▶ Requirement
Return every record below exactly as given, images excluded.
━━ Provided information
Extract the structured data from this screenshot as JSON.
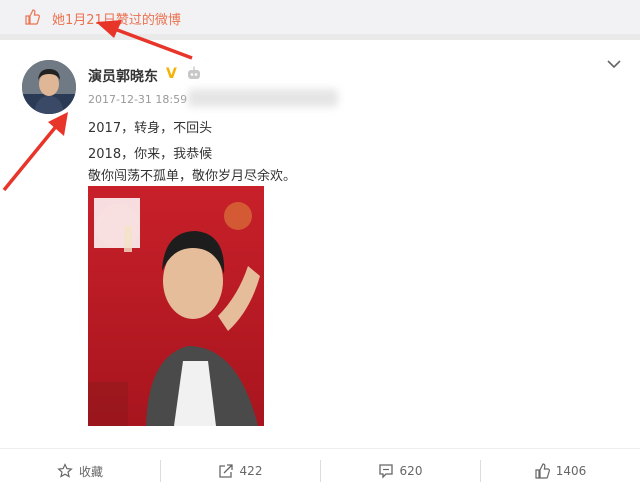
{
  "top_notice": {
    "text": "她1月21日赞过的微博"
  },
  "post": {
    "username": "演员郭晓东",
    "verified_mark": "V",
    "timestamp": "2017-12-31 18:59",
    "lines": [
      "2017，转身，不回头",
      "2018，你来，我恭候",
      "敬你闯荡不孤单，敬你岁月尽余欢。"
    ]
  },
  "actions": {
    "favorite": {
      "label": "收藏"
    },
    "repost": {
      "count": "422"
    },
    "comment": {
      "count": "620"
    },
    "like": {
      "count": "1406"
    }
  },
  "colors": {
    "accent": "#eb7350",
    "verified": "#f7b100",
    "arrow": "#e8352a"
  }
}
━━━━
▶ Result below
Extract the structured data from this screenshot as JSON.
{
  "top_notice": {
    "text": "她1月21日赞过的微博"
  },
  "post": {
    "username": "演员郭晓东",
    "verified_mark": "V",
    "timestamp": "2017-12-31 18:59",
    "lines": [
      "2017，转身，不回头",
      "2018，你来，我恭候",
      "敬你闯荡不孤单，敬你岁月尽余欢。"
    ]
  },
  "actions": {
    "favorite": {
      "label": "收藏"
    },
    "repost": {
      "count": "422"
    },
    "comment": {
      "count": "620"
    },
    "like": {
      "count": "1406"
    }
  },
  "colors": {
    "accent": "#eb7350",
    "verified": "#f7b100",
    "arrow": "#e8352a"
  }
}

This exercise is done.